As the purpose of life is to reproduce, wouldn't that be more important for endangered species if wildlife is on the verge of extinction?
Wouldn't reproduction be more important for endangered species if the depleting population of animals &/or wildlife were to affect (or screw up) the balance of ecosystems or food chain?
- yodiLv 61 month ago
really complex life just emerged in the last half billion. there's a couple of billion years to come
- MikeLv 71 month ago
Raise them on farms
- οικοςLv 71 month ago

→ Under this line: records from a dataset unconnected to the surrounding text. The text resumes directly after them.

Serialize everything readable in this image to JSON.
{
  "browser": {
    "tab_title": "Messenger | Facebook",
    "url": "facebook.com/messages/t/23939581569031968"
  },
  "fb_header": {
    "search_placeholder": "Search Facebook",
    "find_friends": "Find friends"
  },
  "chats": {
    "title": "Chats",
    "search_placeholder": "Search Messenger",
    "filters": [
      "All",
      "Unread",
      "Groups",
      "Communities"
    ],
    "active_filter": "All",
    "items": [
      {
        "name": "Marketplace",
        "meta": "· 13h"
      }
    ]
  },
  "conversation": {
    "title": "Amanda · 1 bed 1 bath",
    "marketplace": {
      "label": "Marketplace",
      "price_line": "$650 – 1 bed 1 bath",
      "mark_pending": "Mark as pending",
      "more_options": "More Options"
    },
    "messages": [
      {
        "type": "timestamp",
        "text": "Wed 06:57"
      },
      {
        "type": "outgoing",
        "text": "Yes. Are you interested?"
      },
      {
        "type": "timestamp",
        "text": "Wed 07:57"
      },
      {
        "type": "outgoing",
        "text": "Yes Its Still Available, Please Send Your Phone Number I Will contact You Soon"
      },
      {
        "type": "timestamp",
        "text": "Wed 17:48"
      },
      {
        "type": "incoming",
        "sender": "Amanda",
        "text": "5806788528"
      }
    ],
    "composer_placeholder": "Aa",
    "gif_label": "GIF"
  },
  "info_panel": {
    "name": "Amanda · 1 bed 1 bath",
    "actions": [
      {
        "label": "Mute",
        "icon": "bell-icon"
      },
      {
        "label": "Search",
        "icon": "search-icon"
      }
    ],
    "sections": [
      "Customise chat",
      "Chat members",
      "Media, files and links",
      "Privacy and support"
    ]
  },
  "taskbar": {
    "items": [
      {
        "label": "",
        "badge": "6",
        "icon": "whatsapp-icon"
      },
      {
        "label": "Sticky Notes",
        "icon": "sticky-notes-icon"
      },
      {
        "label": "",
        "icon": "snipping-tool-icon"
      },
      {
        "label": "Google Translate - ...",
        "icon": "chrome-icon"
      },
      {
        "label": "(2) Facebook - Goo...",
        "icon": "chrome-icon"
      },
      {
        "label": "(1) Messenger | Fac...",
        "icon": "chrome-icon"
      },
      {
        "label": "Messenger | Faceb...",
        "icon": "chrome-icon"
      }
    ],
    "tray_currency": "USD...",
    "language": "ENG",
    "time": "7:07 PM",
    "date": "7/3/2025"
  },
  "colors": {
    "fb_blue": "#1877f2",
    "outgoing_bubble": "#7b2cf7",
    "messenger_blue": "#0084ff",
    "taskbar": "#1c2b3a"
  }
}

Google Leibig's Law of the Minimum. There is always one (rarely more) factor that controls population size. As an analogy, assume that you want to make omelets for your entire family. You have plenty of meat and tons of onions and other vegetables. However, if there are only two eggs in the house, you are going to have to change your plans. To get back to your question, increasing reproduction rate will only raise population levels if that is the controlling factor. However, in almost every instance, extinction in modern times is precipitated by loss of suitable habitat. There ARE cases where captive reproduction has helped but they are rare enough that books have been written about them. The California condor and red wolf come to mind; I can't think of any others.